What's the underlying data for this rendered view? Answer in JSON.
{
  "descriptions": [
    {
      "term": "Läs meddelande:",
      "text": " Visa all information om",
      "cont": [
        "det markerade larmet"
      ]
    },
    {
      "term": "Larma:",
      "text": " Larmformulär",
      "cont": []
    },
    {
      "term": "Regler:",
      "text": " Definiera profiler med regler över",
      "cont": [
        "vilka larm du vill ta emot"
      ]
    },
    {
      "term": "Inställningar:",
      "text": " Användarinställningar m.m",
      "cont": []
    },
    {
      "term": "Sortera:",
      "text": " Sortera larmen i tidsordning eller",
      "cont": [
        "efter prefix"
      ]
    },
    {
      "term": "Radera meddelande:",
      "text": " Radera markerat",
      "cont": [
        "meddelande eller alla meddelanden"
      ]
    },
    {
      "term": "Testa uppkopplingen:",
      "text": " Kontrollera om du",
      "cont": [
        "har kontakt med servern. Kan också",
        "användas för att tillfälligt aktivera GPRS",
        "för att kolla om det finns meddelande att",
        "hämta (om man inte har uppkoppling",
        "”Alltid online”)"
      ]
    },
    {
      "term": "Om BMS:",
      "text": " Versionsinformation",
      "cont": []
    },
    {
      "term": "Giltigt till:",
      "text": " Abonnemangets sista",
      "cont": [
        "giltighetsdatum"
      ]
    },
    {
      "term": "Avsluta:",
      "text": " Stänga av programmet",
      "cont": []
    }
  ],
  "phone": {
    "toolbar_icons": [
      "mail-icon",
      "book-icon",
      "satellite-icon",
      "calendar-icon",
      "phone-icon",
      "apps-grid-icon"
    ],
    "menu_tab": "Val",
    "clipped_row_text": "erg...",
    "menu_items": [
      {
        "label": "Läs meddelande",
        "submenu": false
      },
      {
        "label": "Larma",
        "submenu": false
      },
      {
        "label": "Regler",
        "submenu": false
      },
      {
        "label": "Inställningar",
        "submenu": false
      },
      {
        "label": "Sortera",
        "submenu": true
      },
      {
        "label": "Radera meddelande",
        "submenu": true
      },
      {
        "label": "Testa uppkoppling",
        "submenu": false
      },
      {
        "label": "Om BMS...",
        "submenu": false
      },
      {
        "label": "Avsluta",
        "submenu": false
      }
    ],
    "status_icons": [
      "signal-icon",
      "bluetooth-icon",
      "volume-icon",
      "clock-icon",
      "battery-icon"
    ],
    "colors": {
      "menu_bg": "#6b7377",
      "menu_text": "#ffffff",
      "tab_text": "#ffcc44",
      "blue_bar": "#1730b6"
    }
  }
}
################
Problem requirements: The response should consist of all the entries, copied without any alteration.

Result:
What's the underlying data for this rendered view? Answer in JSON.
{
  "descriptions": [
    {
      "term": "Läs meddelande:",
      "text": " Visa all information om",
      "cont": [
        "det markerade larmet"
      ]
    },
    {
      "term": "Larma:",
      "text": " Larmformulär",
      "cont": []
    },
    {
      "term": "Regler:",
      "text": " Definiera profiler med regler över",
      "cont": [
        "vilka larm du vill ta emot"
      ]
    },
    {
      "term": "Inställningar:",
      "text": " Användarinställningar m.m",
      "cont": []
    },
    {
      "term": "Sortera:",
      "text": " Sortera larmen i tidsordning eller",
      "cont": [
        "efter prefix"
      ]
    },
    {
      "term": "Radera meddelande:",
      "text": " Radera markerat",
      "cont": [
        "meddelande eller alla meddelanden"
      ]
    },
    {
      "term": "Testa uppkopplingen:",
      "text": " Kontrollera om du",
      "cont": [
        "har kontakt med servern. Kan också",
        "användas för att tillfälligt aktivera GPRS",
        "för att kolla om det finns meddelande att",
        "hämta (om man inte har uppkoppling",
        "”Alltid online”)"
      ]
    },
    {
      "term": "Om BMS:",
      "text": " Versionsinformation",
      "cont": []
    },
    {
      "term": "Giltigt till:",
      "text": " Abonnemangets sista",
      "cont": [
        "giltighetsdatum"
      ]
    },
    {
      "term": "Avsluta:",
      "text": " Stänga av programmet",
      "cont": []
    }
  ],
  "phone": {
    "toolbar_icons": [
      "mail-icon",
      "book-icon",
      "satellite-icon",
      "calendar-icon",
      "phone-icon",
      "apps-grid-icon"
    ],
    "menu_tab": "Val",
    "clipped_row_text": "erg...",
    "menu_items": [
      {
        "label": "Läs meddelande",
        "submenu": false
      },
      {
        "label": "Larma",
        "submenu": false
      },
      {
        "label": "Regler",
        "submenu": false
      },
      {
        "label": "Inställningar",
        "submenu": false
      },
      {
        "label": "Sortera",
        "submenu": true
      },
      {
        "label": "Radera meddelande",
        "submenu": true
      },
      {
        "label": "Testa uppkoppling",
        "submenu": false
      },
      {
        "label": "Om BMS...",
        "submenu": false
      },
      {
        "label": "Avsluta",
        "submenu": false
      }
    ],
    "status_icons": [
      "signal-icon",
      "bluetooth-icon",
      "volume-icon",
      "clock-icon",
      "battery-icon"
    ],
    "colors": {
      "menu_bg": "#6b7377",
      "menu_text": "#ffffff",
      "tab_text": "#ffcc44",
      "blue_bar": "#1730b6"
    }
  }
}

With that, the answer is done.